> EXERCISE AIM: Your answer should consist of every line in the records that holds "JSON".

> INFORMATION SUPPLIED:
********
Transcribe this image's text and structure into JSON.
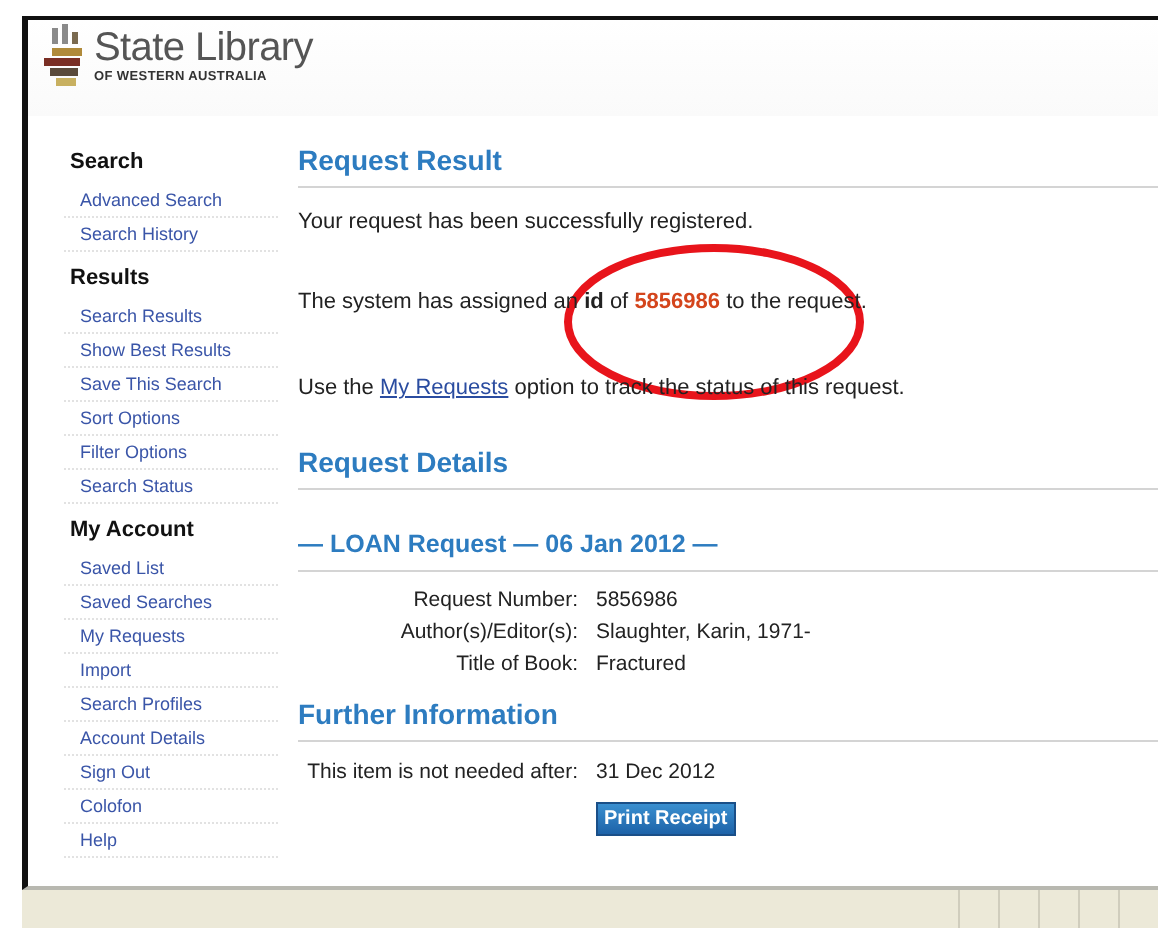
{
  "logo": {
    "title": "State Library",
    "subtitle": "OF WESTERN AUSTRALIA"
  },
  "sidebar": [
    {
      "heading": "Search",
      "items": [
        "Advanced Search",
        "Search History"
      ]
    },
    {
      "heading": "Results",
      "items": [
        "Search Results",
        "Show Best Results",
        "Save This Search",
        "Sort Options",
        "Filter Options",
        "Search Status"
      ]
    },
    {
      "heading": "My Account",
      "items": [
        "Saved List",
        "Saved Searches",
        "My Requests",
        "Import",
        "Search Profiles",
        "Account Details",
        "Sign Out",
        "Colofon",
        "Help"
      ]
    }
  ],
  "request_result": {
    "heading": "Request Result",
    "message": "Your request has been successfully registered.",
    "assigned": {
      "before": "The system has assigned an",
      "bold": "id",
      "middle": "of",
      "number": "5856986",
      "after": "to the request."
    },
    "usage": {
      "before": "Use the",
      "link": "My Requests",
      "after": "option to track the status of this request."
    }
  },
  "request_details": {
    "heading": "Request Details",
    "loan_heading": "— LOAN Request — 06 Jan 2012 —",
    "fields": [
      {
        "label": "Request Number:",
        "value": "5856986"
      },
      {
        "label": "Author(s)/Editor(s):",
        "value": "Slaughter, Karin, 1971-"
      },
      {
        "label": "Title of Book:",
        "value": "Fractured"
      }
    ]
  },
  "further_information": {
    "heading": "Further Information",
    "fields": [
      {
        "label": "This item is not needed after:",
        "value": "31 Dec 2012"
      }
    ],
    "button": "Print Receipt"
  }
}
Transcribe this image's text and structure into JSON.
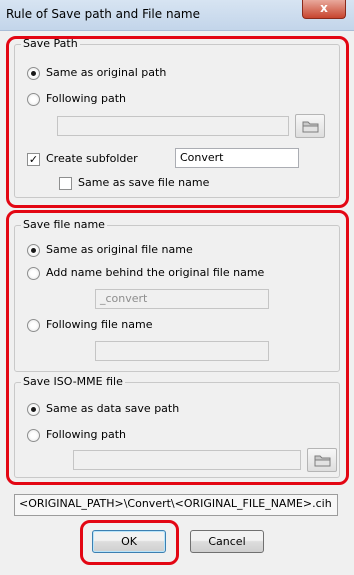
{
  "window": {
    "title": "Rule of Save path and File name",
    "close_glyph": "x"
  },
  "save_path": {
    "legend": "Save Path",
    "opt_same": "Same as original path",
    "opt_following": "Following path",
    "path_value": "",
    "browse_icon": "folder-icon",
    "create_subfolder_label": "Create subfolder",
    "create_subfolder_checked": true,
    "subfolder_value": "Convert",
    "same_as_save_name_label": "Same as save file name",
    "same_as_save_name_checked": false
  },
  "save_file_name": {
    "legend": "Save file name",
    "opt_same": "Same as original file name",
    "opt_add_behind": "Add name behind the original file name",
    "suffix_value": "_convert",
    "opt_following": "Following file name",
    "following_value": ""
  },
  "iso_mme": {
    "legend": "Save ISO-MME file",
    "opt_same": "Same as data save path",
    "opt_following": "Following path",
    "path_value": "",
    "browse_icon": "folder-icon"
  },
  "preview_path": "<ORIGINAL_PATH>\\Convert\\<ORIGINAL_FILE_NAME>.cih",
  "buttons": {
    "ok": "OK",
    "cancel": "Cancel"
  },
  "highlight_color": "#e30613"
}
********
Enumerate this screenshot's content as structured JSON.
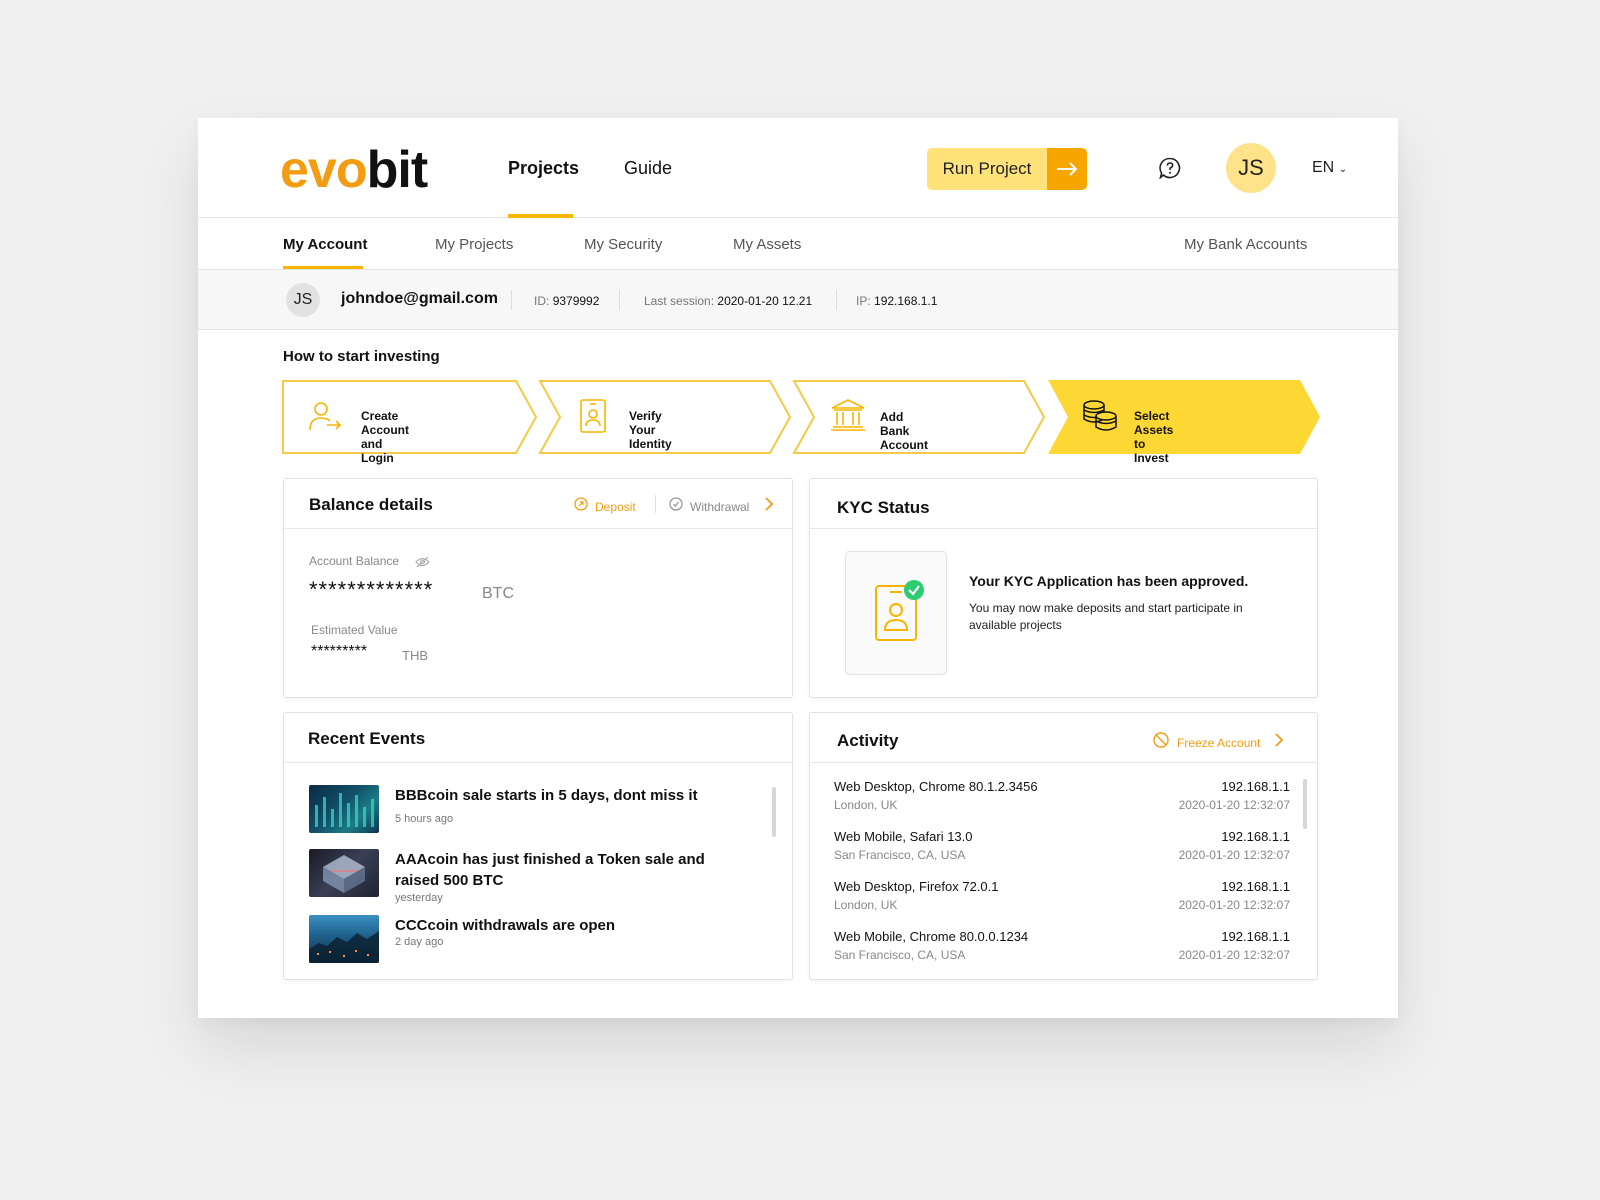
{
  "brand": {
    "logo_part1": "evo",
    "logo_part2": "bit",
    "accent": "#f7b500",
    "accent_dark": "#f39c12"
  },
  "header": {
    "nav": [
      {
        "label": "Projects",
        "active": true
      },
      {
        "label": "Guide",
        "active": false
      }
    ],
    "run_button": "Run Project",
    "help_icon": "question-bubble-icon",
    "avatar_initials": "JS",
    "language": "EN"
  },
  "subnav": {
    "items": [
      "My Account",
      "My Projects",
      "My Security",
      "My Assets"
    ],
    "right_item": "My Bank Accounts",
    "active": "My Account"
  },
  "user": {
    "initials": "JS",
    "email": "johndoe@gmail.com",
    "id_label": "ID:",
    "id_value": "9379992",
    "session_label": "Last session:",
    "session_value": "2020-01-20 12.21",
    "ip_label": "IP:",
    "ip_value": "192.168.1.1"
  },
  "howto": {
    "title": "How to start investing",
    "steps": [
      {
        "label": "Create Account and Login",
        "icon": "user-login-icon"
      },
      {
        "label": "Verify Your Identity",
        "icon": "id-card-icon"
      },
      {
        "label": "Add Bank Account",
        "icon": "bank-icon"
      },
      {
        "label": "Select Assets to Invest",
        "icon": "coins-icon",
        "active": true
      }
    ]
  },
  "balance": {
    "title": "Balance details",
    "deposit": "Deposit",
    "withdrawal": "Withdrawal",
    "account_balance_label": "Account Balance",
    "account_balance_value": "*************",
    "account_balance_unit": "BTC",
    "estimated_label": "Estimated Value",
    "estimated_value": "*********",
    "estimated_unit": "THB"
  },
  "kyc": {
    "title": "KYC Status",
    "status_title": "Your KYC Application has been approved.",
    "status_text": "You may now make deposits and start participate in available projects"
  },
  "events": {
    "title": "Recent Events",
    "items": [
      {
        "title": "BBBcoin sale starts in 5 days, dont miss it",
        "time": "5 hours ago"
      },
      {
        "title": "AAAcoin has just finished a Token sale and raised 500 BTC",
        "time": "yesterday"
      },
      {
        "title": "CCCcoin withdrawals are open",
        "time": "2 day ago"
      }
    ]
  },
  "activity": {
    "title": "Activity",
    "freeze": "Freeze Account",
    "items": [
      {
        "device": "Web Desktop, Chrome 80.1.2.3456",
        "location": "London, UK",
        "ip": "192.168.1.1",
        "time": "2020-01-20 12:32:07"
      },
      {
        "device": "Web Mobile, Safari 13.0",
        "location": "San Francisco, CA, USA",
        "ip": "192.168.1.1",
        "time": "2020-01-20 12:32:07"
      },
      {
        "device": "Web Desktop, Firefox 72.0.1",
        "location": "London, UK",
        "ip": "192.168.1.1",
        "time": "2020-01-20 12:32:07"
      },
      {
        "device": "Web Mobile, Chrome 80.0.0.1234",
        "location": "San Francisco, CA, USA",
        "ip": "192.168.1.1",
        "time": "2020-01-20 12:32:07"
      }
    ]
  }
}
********
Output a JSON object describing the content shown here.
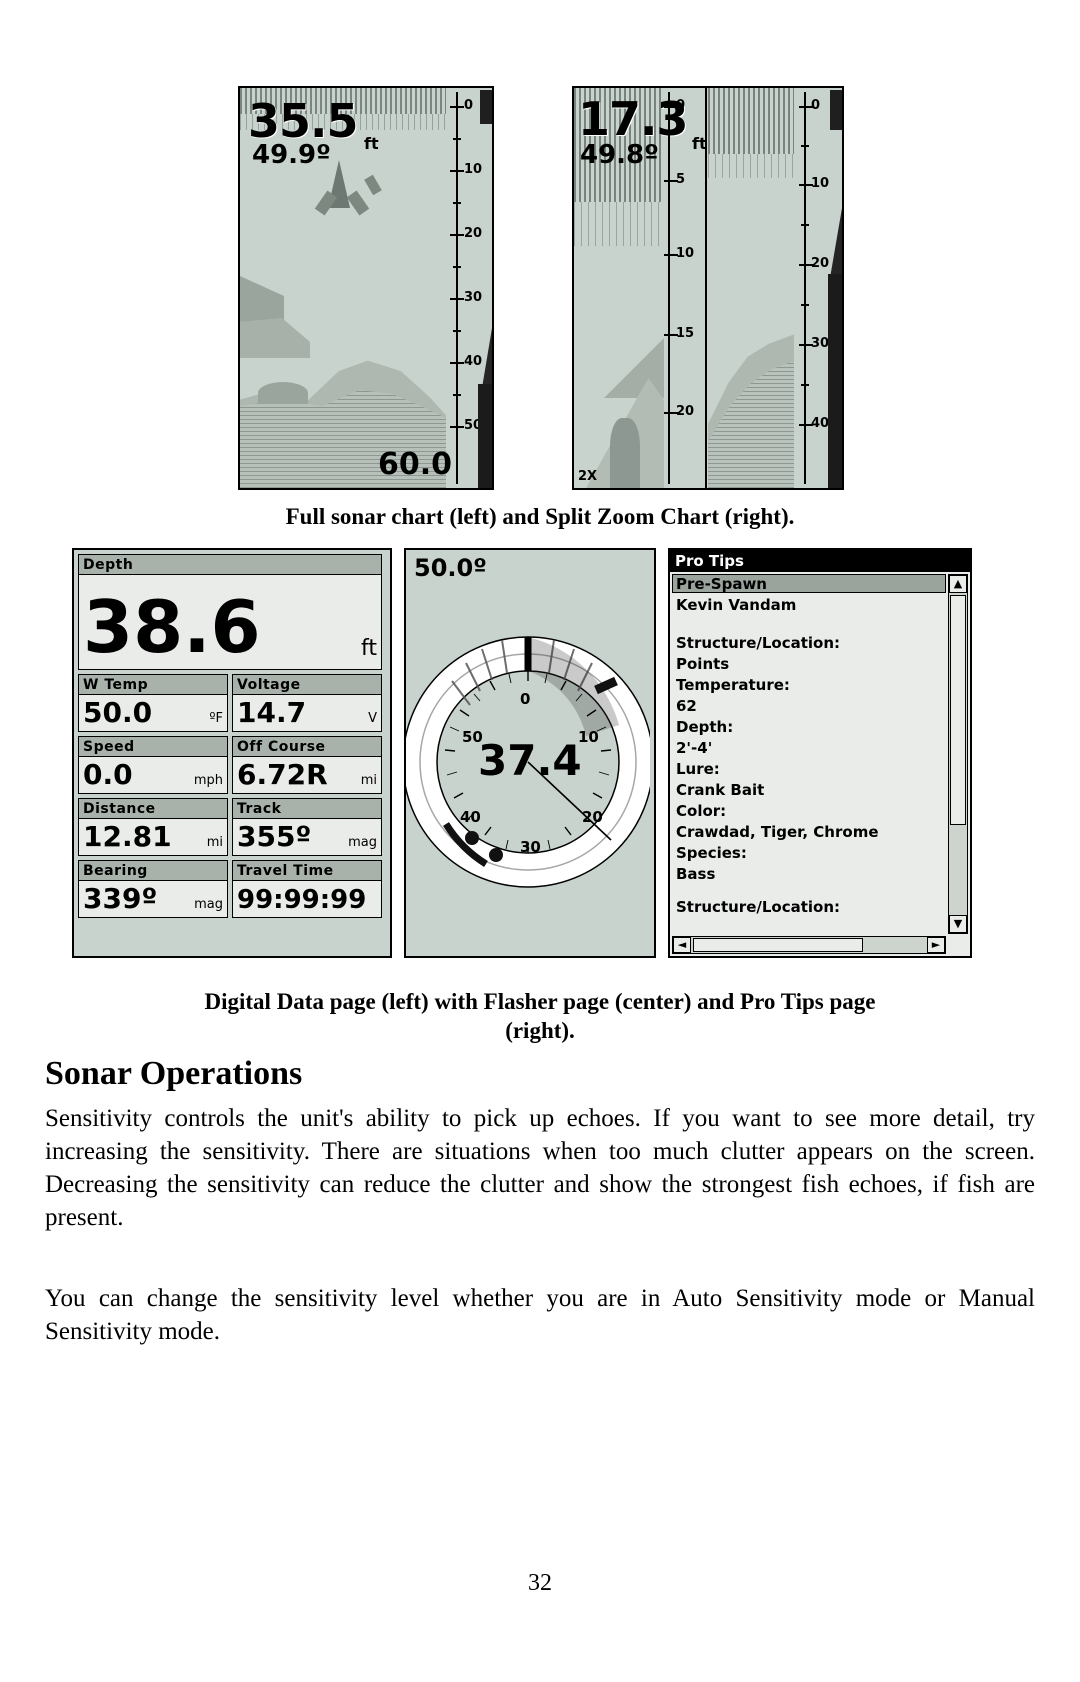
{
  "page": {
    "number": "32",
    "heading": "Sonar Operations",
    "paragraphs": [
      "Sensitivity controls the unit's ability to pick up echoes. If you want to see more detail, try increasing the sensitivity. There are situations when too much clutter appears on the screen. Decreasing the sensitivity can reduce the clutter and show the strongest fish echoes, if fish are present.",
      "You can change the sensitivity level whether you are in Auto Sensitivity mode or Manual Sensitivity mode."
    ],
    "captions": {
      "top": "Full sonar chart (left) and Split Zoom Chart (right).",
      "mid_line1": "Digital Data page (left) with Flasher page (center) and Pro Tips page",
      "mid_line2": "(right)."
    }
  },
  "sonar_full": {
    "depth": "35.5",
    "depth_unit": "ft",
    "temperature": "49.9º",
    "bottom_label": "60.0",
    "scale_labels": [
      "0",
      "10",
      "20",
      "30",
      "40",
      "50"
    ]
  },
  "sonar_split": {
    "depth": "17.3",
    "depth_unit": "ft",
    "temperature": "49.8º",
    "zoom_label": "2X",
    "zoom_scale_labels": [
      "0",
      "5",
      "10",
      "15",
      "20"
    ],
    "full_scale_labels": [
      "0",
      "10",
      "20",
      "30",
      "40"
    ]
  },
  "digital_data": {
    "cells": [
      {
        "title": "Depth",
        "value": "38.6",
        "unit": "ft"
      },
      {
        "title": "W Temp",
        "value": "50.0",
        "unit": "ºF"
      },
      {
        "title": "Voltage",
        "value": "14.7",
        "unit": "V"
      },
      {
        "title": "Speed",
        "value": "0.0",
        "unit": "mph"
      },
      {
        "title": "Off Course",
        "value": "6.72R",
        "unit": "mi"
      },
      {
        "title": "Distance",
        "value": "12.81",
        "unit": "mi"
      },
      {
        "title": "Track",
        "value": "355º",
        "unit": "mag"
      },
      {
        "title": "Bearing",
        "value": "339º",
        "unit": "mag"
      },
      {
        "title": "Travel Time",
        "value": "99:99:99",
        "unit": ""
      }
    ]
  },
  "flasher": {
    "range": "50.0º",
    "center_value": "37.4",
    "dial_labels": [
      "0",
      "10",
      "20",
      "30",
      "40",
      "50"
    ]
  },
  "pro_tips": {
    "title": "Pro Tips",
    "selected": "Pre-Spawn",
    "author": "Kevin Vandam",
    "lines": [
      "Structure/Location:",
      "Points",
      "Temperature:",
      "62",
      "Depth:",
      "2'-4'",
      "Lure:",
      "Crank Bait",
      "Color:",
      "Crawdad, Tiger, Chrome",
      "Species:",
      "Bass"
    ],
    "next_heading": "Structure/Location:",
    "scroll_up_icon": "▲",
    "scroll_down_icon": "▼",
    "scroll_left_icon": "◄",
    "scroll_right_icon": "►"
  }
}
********
> TASK OUTPUT:
Transcribe this image's text and structure into JSON.
Transcribe this image's text and structure into JSON.
Enumerate this screenshot's content as structured JSON.
Output a JSON object describing the content shown here.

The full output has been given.